**ACTIVITY**
Show all lines from the listing below that contain "BaseObjectClass".

**THE RECORDS**
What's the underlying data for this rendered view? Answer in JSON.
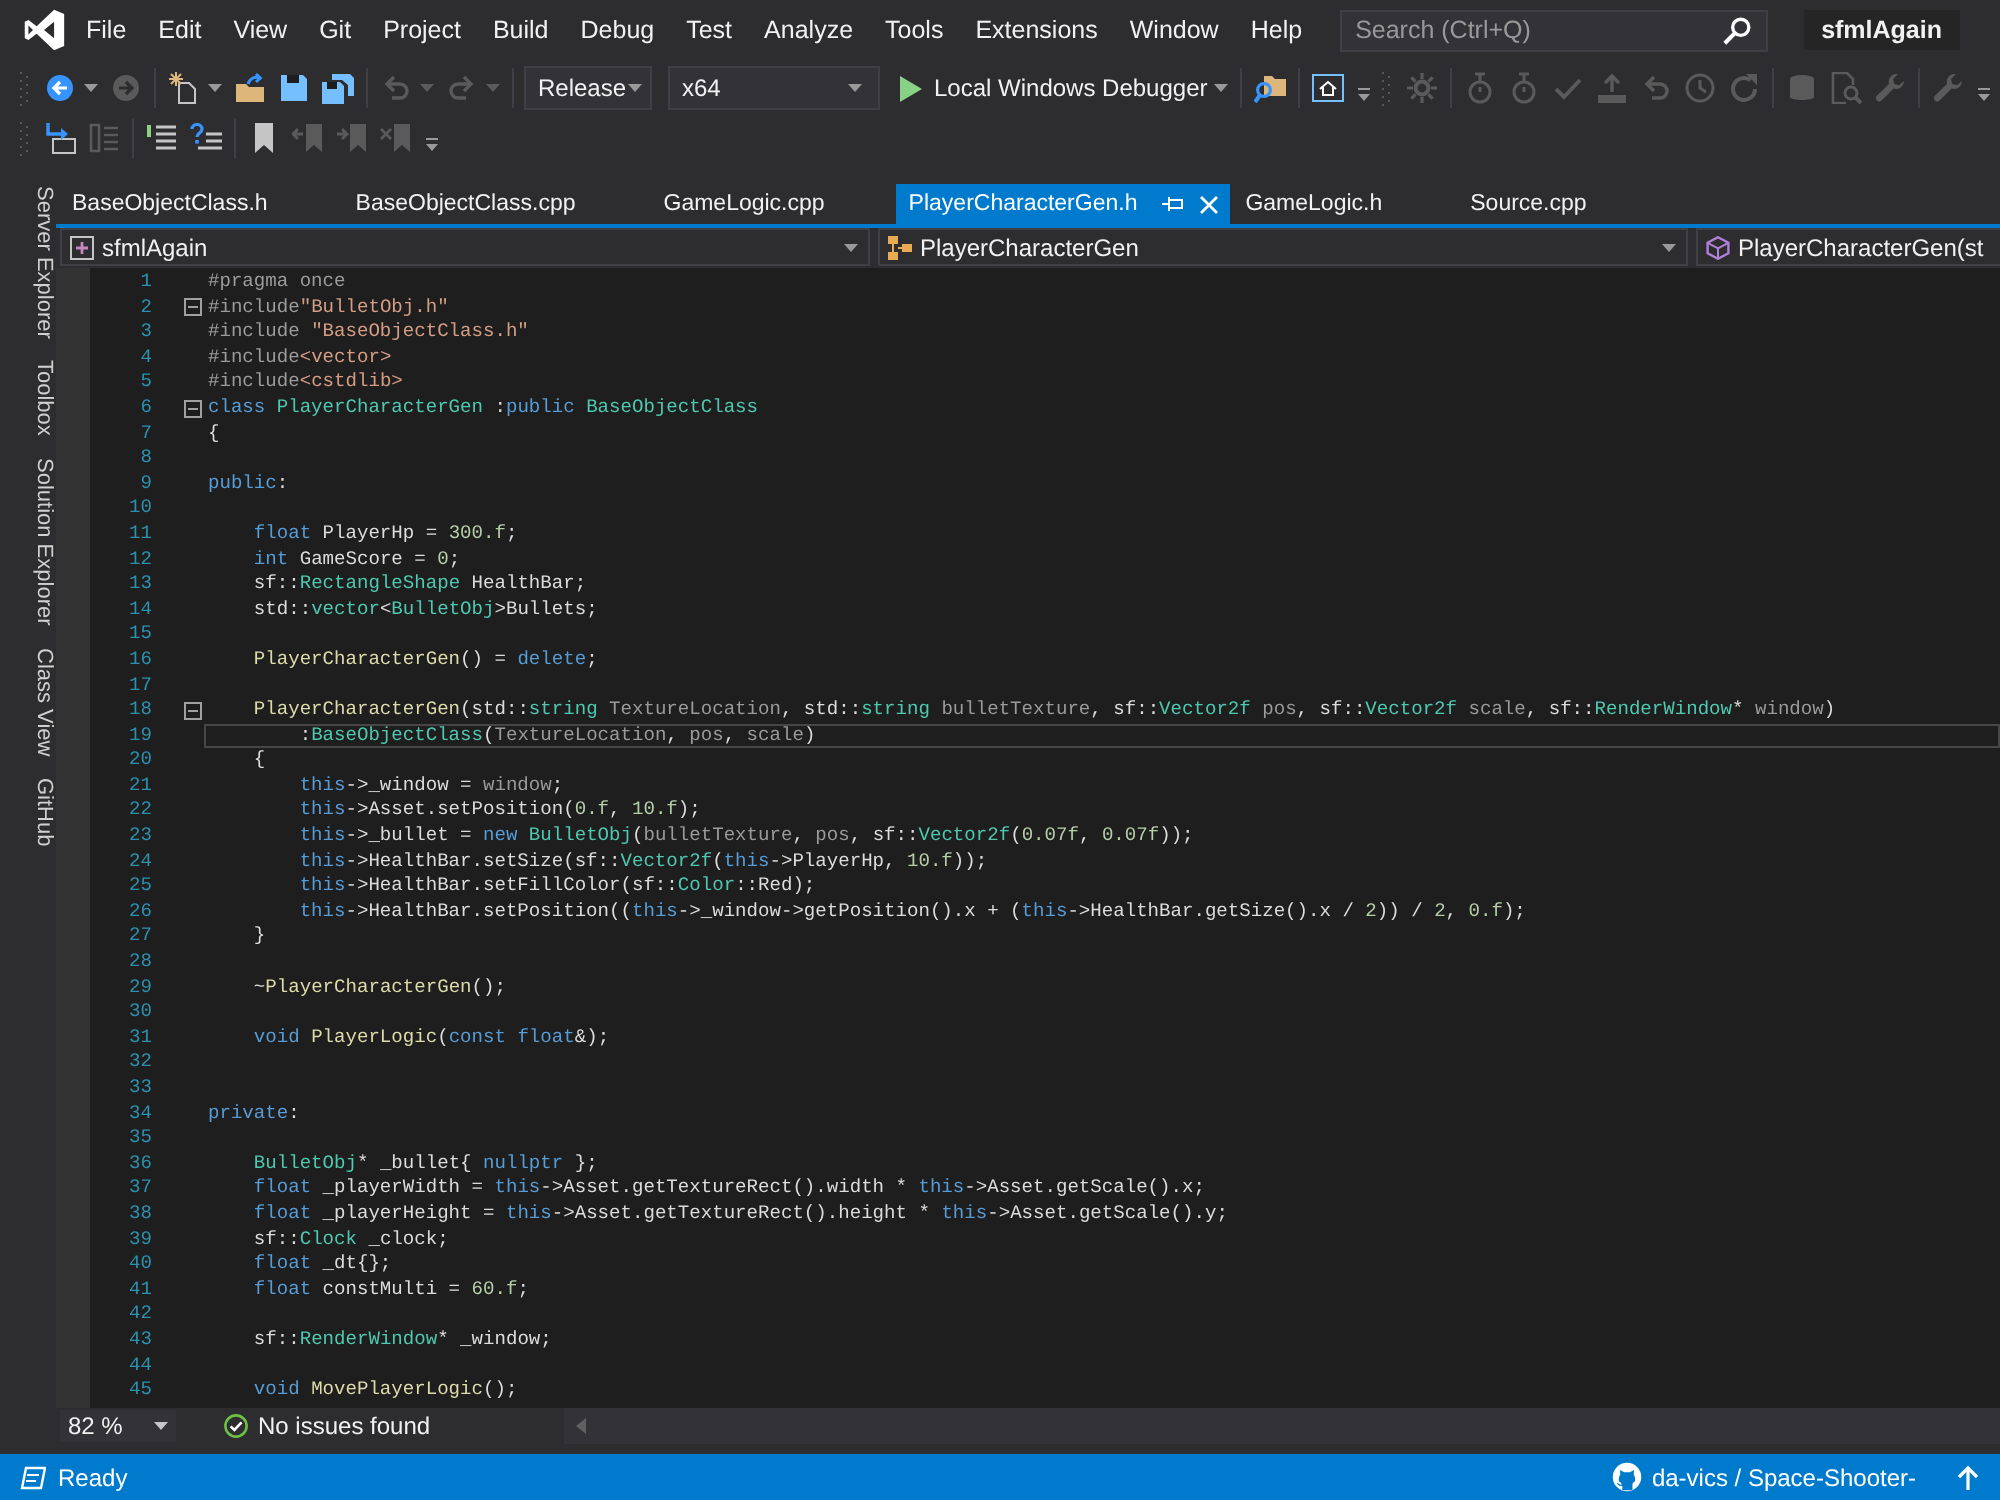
{
  "menu_bar": {
    "items": [
      "File",
      "Edit",
      "View",
      "Git",
      "Project",
      "Build",
      "Debug",
      "Test",
      "Analyze",
      "Tools",
      "Extensions",
      "Window",
      "Help"
    ],
    "search": {
      "placeholder": "Search (Ctrl+Q)"
    },
    "solution_name": "sfmlAgain"
  },
  "toolbar": {
    "rows": [
      [
        {
          "kind": "grip"
        },
        {
          "kind": "split",
          "disabled": false
        },
        {
          "kind": "button",
          "disabled": true
        },
        {
          "kind": "separator"
        },
        {
          "kind": "split",
          "disabled": false
        },
        {
          "kind": "button",
          "disabled": false
        },
        {
          "kind": "button",
          "disabled": false
        },
        {
          "kind": "button",
          "disabled": false
        },
        {
          "kind": "separator"
        },
        {
          "kind": "split",
          "disabled": true
        },
        {
          "kind": "split",
          "disabled": true
        },
        {
          "kind": "separator"
        },
        {
          "kind": "combo",
          "value": "Release"
        },
        {
          "kind": "combo",
          "value": "x64"
        },
        {
          "kind": "run",
          "label": "Local Windows Debugger"
        },
        {
          "kind": "separator"
        },
        {
          "kind": "button",
          "disabled": false
        },
        {
          "kind": "separator"
        },
        {
          "kind": "button",
          "disabled": false
        },
        {
          "kind": "overflow"
        },
        {
          "kind": "grip"
        },
        {
          "kind": "button",
          "disabled": true
        },
        {
          "kind": "separator"
        },
        {
          "kind": "button",
          "disabled": true
        },
        {
          "kind": "button",
          "disabled": true
        },
        {
          "kind": "button",
          "disabled": true
        },
        {
          "kind": "button",
          "disabled": true
        },
        {
          "kind": "button",
          "disabled": true
        },
        {
          "kind": "button",
          "disabled": true
        },
        {
          "kind": "button",
          "disabled": true
        },
        {
          "kind": "separator"
        },
        {
          "kind": "button",
          "disabled": true
        },
        {
          "kind": "button",
          "disabled": true
        },
        {
          "kind": "button",
          "disabled": true
        },
        {
          "kind": "separator"
        },
        {
          "kind": "button",
          "disabled": true
        },
        {
          "kind": "overflow"
        }
      ],
      [
        {
          "kind": "grip"
        },
        {
          "kind": "button",
          "disabled": false
        },
        {
          "kind": "button",
          "disabled": true
        },
        {
          "kind": "separator"
        },
        {
          "kind": "button",
          "disabled": false
        },
        {
          "kind": "button",
          "disabled": false
        },
        {
          "kind": "separator"
        },
        {
          "kind": "button",
          "disabled": false
        },
        {
          "kind": "button",
          "disabled": true
        },
        {
          "kind": "button",
          "disabled": true
        },
        {
          "kind": "button",
          "disabled": true
        },
        {
          "kind": "overflow"
        }
      ]
    ]
  },
  "tool_window_tabs": [
    "Server Explorer",
    "Toolbox",
    "Solution Explorer",
    "Class View",
    "GitHub"
  ],
  "document_tabs": [
    {
      "label": "BaseObjectClass.h",
      "selected": false
    },
    {
      "label": "BaseObjectClass.cpp",
      "selected": false
    },
    {
      "label": "GameLogic.cpp",
      "selected": false
    },
    {
      "label": "PlayerCharacterGen.h",
      "selected": true
    },
    {
      "label": "GameLogic.h",
      "selected": false
    },
    {
      "label": "Source.cpp",
      "selected": false
    }
  ],
  "navigation_bar": [
    {
      "kind": "project",
      "text": "sfmlAgain"
    },
    {
      "kind": "type",
      "text": "PlayerCharacterGen"
    },
    {
      "kind": "member",
      "text": "PlayerCharacterGen(st"
    }
  ],
  "editor": {
    "lines": [
      {
        "number": "1",
        "current": false,
        "tokens": [
          {
            "text": "#pragma once",
            "kind": "pre"
          }
        ]
      },
      {
        "number": "2",
        "current": false,
        "expanded": true,
        "tokens": [
          {
            "text": "#include",
            "kind": "pre"
          },
          {
            "text": "\"BulletObj.h\"",
            "kind": "str"
          }
        ]
      },
      {
        "number": "3",
        "current": false,
        "tokens": [
          {
            "text": "#include ",
            "kind": "pre"
          },
          {
            "text": "\"BaseObjectClass.h\"",
            "kind": "str"
          }
        ]
      },
      {
        "number": "4",
        "current": false,
        "tokens": [
          {
            "text": "#include",
            "kind": "pre"
          },
          {
            "text": "<vector>",
            "kind": "str"
          }
        ]
      },
      {
        "number": "5",
        "current": false,
        "tokens": [
          {
            "text": "#include",
            "kind": "pre"
          },
          {
            "text": "<cstdlib>",
            "kind": "str"
          }
        ]
      },
      {
        "number": "6",
        "current": false,
        "expanded": true,
        "tokens": [
          {
            "text": "class ",
            "kind": "kw"
          },
          {
            "text": "PlayerCharacterGen",
            "kind": "type"
          },
          {
            "text": " :",
            "kind": "plain"
          },
          {
            "text": "public ",
            "kind": "kw"
          },
          {
            "text": "BaseObjectClass",
            "kind": "type"
          }
        ]
      },
      {
        "number": "7",
        "current": false,
        "tokens": [
          {
            "text": "{",
            "kind": "plain"
          }
        ]
      },
      {
        "number": "8",
        "current": false
      },
      {
        "number": "9",
        "current": false,
        "tokens": [
          {
            "text": "public",
            "kind": "kw"
          },
          {
            "text": ":",
            "kind": "plain"
          }
        ]
      },
      {
        "number": "10",
        "current": false
      },
      {
        "number": "11",
        "current": false,
        "tokens": [
          {
            "text": "    float",
            "kind": "kw"
          },
          {
            "text": " PlayerHp = ",
            "kind": "plain"
          },
          {
            "text": "300.f",
            "kind": "num"
          },
          {
            "text": ";",
            "kind": "plain"
          }
        ]
      },
      {
        "number": "12",
        "current": false,
        "tokens": [
          {
            "text": "    int",
            "kind": "kw"
          },
          {
            "text": " GameScore = ",
            "kind": "plain"
          },
          {
            "text": "0",
            "kind": "num"
          },
          {
            "text": ";",
            "kind": "plain"
          }
        ]
      },
      {
        "number": "13",
        "current": false,
        "tokens": [
          {
            "text": "    sf::",
            "kind": "plain"
          },
          {
            "text": "RectangleShape",
            "kind": "type"
          },
          {
            "text": " HealthBar;",
            "kind": "plain"
          }
        ]
      },
      {
        "number": "14",
        "current": false,
        "tokens": [
          {
            "text": "    std::",
            "kind": "plain"
          },
          {
            "text": "vector",
            "kind": "type"
          },
          {
            "text": "<",
            "kind": "plain"
          },
          {
            "text": "BulletObj",
            "kind": "type"
          },
          {
            "text": ">Bullets;",
            "kind": "plain"
          }
        ]
      },
      {
        "number": "15",
        "current": false
      },
      {
        "number": "16",
        "current": false,
        "tokens": [
          {
            "text": "    PlayerCharacterGen",
            "kind": "fn"
          },
          {
            "text": "() = ",
            "kind": "plain"
          },
          {
            "text": "delete",
            "kind": "kw"
          },
          {
            "text": ";",
            "kind": "plain"
          }
        ]
      },
      {
        "number": "17",
        "current": false
      },
      {
        "number": "18",
        "current": false,
        "expanded": true,
        "tokens": [
          {
            "text": "    PlayerCharacterGen",
            "kind": "fn"
          },
          {
            "text": "(std::",
            "kind": "plain"
          },
          {
            "text": "string ",
            "kind": "type"
          },
          {
            "text": "TextureLocation",
            "kind": "param"
          },
          {
            "text": ", std::",
            "kind": "plain"
          },
          {
            "text": "string ",
            "kind": "type"
          },
          {
            "text": "bulletTexture",
            "kind": "param"
          },
          {
            "text": ", sf::",
            "kind": "plain"
          },
          {
            "text": "Vector2f ",
            "kind": "type"
          },
          {
            "text": "pos",
            "kind": "param"
          },
          {
            "text": ", sf::",
            "kind": "plain"
          },
          {
            "text": "Vector2f ",
            "kind": "type"
          },
          {
            "text": "scale",
            "kind": "param"
          },
          {
            "text": ", sf::",
            "kind": "plain"
          },
          {
            "text": "RenderWindow",
            "kind": "type"
          },
          {
            "text": "* ",
            "kind": "plain"
          },
          {
            "text": "window",
            "kind": "param"
          },
          {
            "text": ")",
            "kind": "plain"
          }
        ]
      },
      {
        "number": "19",
        "current": true,
        "tokens": [
          {
            "text": "        :",
            "kind": "plain"
          },
          {
            "text": "BaseObjectClass",
            "kind": "type"
          },
          {
            "text": "(",
            "kind": "plain"
          },
          {
            "text": "TextureLocation",
            "kind": "param"
          },
          {
            "text": ", ",
            "kind": "plain"
          },
          {
            "text": "pos",
            "kind": "param"
          },
          {
            "text": ", ",
            "kind": "plain"
          },
          {
            "text": "scale",
            "kind": "param"
          },
          {
            "text": ")",
            "kind": "plain"
          }
        ]
      },
      {
        "number": "20",
        "current": false,
        "tokens": [
          {
            "text": "    {",
            "kind": "plain"
          }
        ]
      },
      {
        "number": "21",
        "current": false,
        "tokens": [
          {
            "text": "        this",
            "kind": "kw"
          },
          {
            "text": "->_window = ",
            "kind": "plain"
          },
          {
            "text": "window",
            "kind": "param"
          },
          {
            "text": ";",
            "kind": "plain"
          }
        ]
      },
      {
        "number": "22",
        "current": false,
        "tokens": [
          {
            "text": "        this",
            "kind": "kw"
          },
          {
            "text": "->Asset.setPosition(",
            "kind": "plain"
          },
          {
            "text": "0.f",
            "kind": "num"
          },
          {
            "text": ", ",
            "kind": "plain"
          },
          {
            "text": "10.f",
            "kind": "num"
          },
          {
            "text": ");",
            "kind": "plain"
          }
        ]
      },
      {
        "number": "23",
        "current": false,
        "tokens": [
          {
            "text": "        this",
            "kind": "kw"
          },
          {
            "text": "->_bullet = ",
            "kind": "plain"
          },
          {
            "text": "new ",
            "kind": "kw"
          },
          {
            "text": "BulletObj",
            "kind": "type"
          },
          {
            "text": "(",
            "kind": "plain"
          },
          {
            "text": "bulletTexture",
            "kind": "param"
          },
          {
            "text": ", ",
            "kind": "plain"
          },
          {
            "text": "pos",
            "kind": "param"
          },
          {
            "text": ", sf::",
            "kind": "plain"
          },
          {
            "text": "Vector2f",
            "kind": "type"
          },
          {
            "text": "(",
            "kind": "plain"
          },
          {
            "text": "0.07f",
            "kind": "num"
          },
          {
            "text": ", ",
            "kind": "plain"
          },
          {
            "text": "0.07f",
            "kind": "num"
          },
          {
            "text": "));",
            "kind": "plain"
          }
        ]
      },
      {
        "number": "24",
        "current": false,
        "tokens": [
          {
            "text": "        this",
            "kind": "kw"
          },
          {
            "text": "->HealthBar.setSize(sf::",
            "kind": "plain"
          },
          {
            "text": "Vector2f",
            "kind": "type"
          },
          {
            "text": "(",
            "kind": "plain"
          },
          {
            "text": "this",
            "kind": "kw"
          },
          {
            "text": "->PlayerHp, ",
            "kind": "plain"
          },
          {
            "text": "10.f",
            "kind": "num"
          },
          {
            "text": "));",
            "kind": "plain"
          }
        ]
      },
      {
        "number": "25",
        "current": false,
        "tokens": [
          {
            "text": "        this",
            "kind": "kw"
          },
          {
            "text": "->HealthBar.setFillColor(sf::",
            "kind": "plain"
          },
          {
            "text": "Color",
            "kind": "type"
          },
          {
            "text": "::Red);",
            "kind": "plain"
          }
        ]
      },
      {
        "number": "26",
        "current": false,
        "tokens": [
          {
            "text": "        this",
            "kind": "kw"
          },
          {
            "text": "->HealthBar.setPosition((",
            "kind": "plain"
          },
          {
            "text": "this",
            "kind": "kw"
          },
          {
            "text": "->_window->getPosition().x + (",
            "kind": "plain"
          },
          {
            "text": "this",
            "kind": "kw"
          },
          {
            "text": "->HealthBar.getSize().x / ",
            "kind": "plain"
          },
          {
            "text": "2",
            "kind": "num"
          },
          {
            "text": ")) / ",
            "kind": "plain"
          },
          {
            "text": "2",
            "kind": "num"
          },
          {
            "text": ", ",
            "kind": "plain"
          },
          {
            "text": "0.f",
            "kind": "num"
          },
          {
            "text": ");",
            "kind": "plain"
          }
        ]
      },
      {
        "number": "27",
        "current": false,
        "tokens": [
          {
            "text": "    }",
            "kind": "plain"
          }
        ]
      },
      {
        "number": "28",
        "current": false
      },
      {
        "number": "29",
        "current": false,
        "tokens": [
          {
            "text": "    ~",
            "kind": "plain"
          },
          {
            "text": "PlayerCharacterGen",
            "kind": "fn"
          },
          {
            "text": "();",
            "kind": "plain"
          }
        ]
      },
      {
        "number": "30",
        "current": false
      },
      {
        "number": "31",
        "current": false,
        "tokens": [
          {
            "text": "    void ",
            "kind": "kw"
          },
          {
            "text": "PlayerLogic",
            "kind": "fn"
          },
          {
            "text": "(",
            "kind": "plain"
          },
          {
            "text": "const float",
            "kind": "kw"
          },
          {
            "text": "&);",
            "kind": "plain"
          }
        ]
      },
      {
        "number": "32",
        "current": false
      },
      {
        "number": "33",
        "current": false
      },
      {
        "number": "34",
        "current": false,
        "tokens": [
          {
            "text": "private",
            "kind": "kw"
          },
          {
            "text": ":",
            "kind": "plain"
          }
        ]
      },
      {
        "number": "35",
        "current": false
      },
      {
        "number": "36",
        "current": false,
        "tokens": [
          {
            "text": "    BulletObj",
            "kind": "type"
          },
          {
            "text": "* _bullet{ ",
            "kind": "plain"
          },
          {
            "text": "nullptr",
            "kind": "kw"
          },
          {
            "text": " };",
            "kind": "plain"
          }
        ]
      },
      {
        "number": "37",
        "current": false,
        "tokens": [
          {
            "text": "    float",
            "kind": "kw"
          },
          {
            "text": " _playerWidth = ",
            "kind": "plain"
          },
          {
            "text": "this",
            "kind": "kw"
          },
          {
            "text": "->Asset.getTextureRect().width * ",
            "kind": "plain"
          },
          {
            "text": "this",
            "kind": "kw"
          },
          {
            "text": "->Asset.getScale().x;",
            "kind": "plain"
          }
        ]
      },
      {
        "number": "38",
        "current": false,
        "tokens": [
          {
            "text": "    float",
            "kind": "kw"
          },
          {
            "text": " _playerHeight = ",
            "kind": "plain"
          },
          {
            "text": "this",
            "kind": "kw"
          },
          {
            "text": "->Asset.getTextureRect().height * ",
            "kind": "plain"
          },
          {
            "text": "this",
            "kind": "kw"
          },
          {
            "text": "->Asset.getScale().y;",
            "kind": "plain"
          }
        ]
      },
      {
        "number": "39",
        "current": false,
        "tokens": [
          {
            "text": "    sf::",
            "kind": "plain"
          },
          {
            "text": "Clock",
            "kind": "type"
          },
          {
            "text": " _clock;",
            "kind": "plain"
          }
        ]
      },
      {
        "number": "40",
        "current": false,
        "tokens": [
          {
            "text": "    float",
            "kind": "kw"
          },
          {
            "text": " _dt{};",
            "kind": "plain"
          }
        ]
      },
      {
        "number": "41",
        "current": false,
        "tokens": [
          {
            "text": "    float",
            "kind": "kw"
          },
          {
            "text": " constMulti = ",
            "kind": "plain"
          },
          {
            "text": "60.f",
            "kind": "num"
          },
          {
            "text": ";",
            "kind": "plain"
          }
        ]
      },
      {
        "number": "42",
        "current": false
      },
      {
        "number": "43",
        "current": false,
        "tokens": [
          {
            "text": "    sf::",
            "kind": "plain"
          },
          {
            "text": "RenderWindow",
            "kind": "type"
          },
          {
            "text": "* _window;",
            "kind": "plain"
          }
        ]
      },
      {
        "number": "44",
        "current": false
      },
      {
        "number": "45",
        "current": false,
        "tokens": [
          {
            "text": "    void ",
            "kind": "kw"
          },
          {
            "text": "MovePlayerLogic",
            "kind": "fn"
          },
          {
            "text": "();",
            "kind": "plain"
          }
        ]
      }
    ]
  },
  "editor_footer": {
    "zoom": "82 %",
    "issues": "No issues found"
  },
  "status_bar": {
    "text": "Ready",
    "repository": "da-vics / Space-Shooter-"
  }
}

**REPLY**
      "label": "BaseObjectClass.h",
      "label": "BaseObjectClass.cpp",
            "text": "\"BaseObjectClass.h\"",
            "text": "BaseObjectClass",
            "text": "BaseObjectClass",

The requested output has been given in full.